A reflective essay is often used to see how well you understand a book, class, or field trip. Your writing ought to show that you have thought about the subject deeply. If you add personal anecdotes or other personal observations that connect your experience to the topic, then the reader will be more likely to believe that you have considered the assigned material. You become more believable.
Using a Grading Rubric Helps the Student and Teacher
Rubrics are used to help students understand grading criteria and teachers to feel confident when grading a subjective subject like writing essays. When students use rubrics they often do better over the course of a semester or school year.

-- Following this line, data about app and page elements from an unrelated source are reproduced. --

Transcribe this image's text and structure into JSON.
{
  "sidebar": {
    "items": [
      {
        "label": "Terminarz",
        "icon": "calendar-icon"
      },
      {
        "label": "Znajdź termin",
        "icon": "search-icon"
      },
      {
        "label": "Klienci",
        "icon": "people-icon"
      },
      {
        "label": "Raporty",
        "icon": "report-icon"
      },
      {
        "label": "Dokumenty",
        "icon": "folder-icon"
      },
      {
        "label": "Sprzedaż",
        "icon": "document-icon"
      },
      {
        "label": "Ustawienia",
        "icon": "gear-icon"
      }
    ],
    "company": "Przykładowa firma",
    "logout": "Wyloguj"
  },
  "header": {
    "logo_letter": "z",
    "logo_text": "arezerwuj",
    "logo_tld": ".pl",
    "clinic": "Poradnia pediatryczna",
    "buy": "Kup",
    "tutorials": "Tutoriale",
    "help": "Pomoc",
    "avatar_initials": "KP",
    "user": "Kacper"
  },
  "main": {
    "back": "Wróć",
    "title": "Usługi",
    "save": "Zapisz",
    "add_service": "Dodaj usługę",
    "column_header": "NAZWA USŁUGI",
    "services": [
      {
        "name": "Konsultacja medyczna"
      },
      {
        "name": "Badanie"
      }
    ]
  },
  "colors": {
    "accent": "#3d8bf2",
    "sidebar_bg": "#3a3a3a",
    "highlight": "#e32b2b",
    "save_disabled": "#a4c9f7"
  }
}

You can design your own rubric by listing the criteria that will be used to assess performance. Information can be written in charts to explain the points in a rubric. A successful rubric will describe what is expected and how it is to be met. A general guideline for grading a writing assignments might suit your needs or maybe you would like to use a point system this:
Score: 2 Points
- The thesis is clear.
- The mains point are clearly stated
- The conclusion restates the thesis combining mention of main points.
- No grammar or spelling mistakes have been made.
Score: 1 Point
- The thesis is clear.
- The main points are mentioned but no evidence is provided.
- The conclusion does not mention the main points.
- There are several grammar and spelling mistakes.
Showing the expectations to your student changes a subjective assignment like writing to a concrete measurable task. Ask him to keep a copy of the rubric in his notebook. A good rule to follow when grading is to write comments on the assignment before you return it him and limit your comments to the points on the rubric. If he wants to improve his writing he will compare your notes to the rubric and make changes in his next essay.
NOTE: If you use the point system, determine the number of essays you want to assign for the year. The total number of points possible equals 100 %. If you want your student to write ten essays during the school year and a perfect score is 2, then 20 points = 100%.